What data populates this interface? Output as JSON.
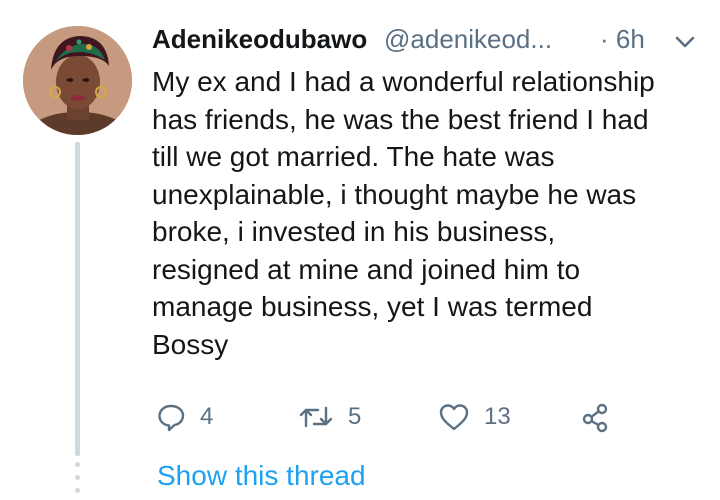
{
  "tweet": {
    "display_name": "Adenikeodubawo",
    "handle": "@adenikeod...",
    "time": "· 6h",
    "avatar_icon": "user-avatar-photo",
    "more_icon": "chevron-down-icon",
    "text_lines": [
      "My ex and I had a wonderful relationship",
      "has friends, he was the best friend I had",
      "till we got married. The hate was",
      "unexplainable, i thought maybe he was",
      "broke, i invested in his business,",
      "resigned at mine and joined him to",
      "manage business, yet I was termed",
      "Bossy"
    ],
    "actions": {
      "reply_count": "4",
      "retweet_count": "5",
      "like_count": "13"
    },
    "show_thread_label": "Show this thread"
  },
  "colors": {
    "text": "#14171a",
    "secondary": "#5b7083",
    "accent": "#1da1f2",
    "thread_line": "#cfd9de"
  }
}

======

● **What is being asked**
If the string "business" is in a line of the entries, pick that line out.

● **Answer space**
      "broke, i invested in his business,",
      "manage business, yet I was termed",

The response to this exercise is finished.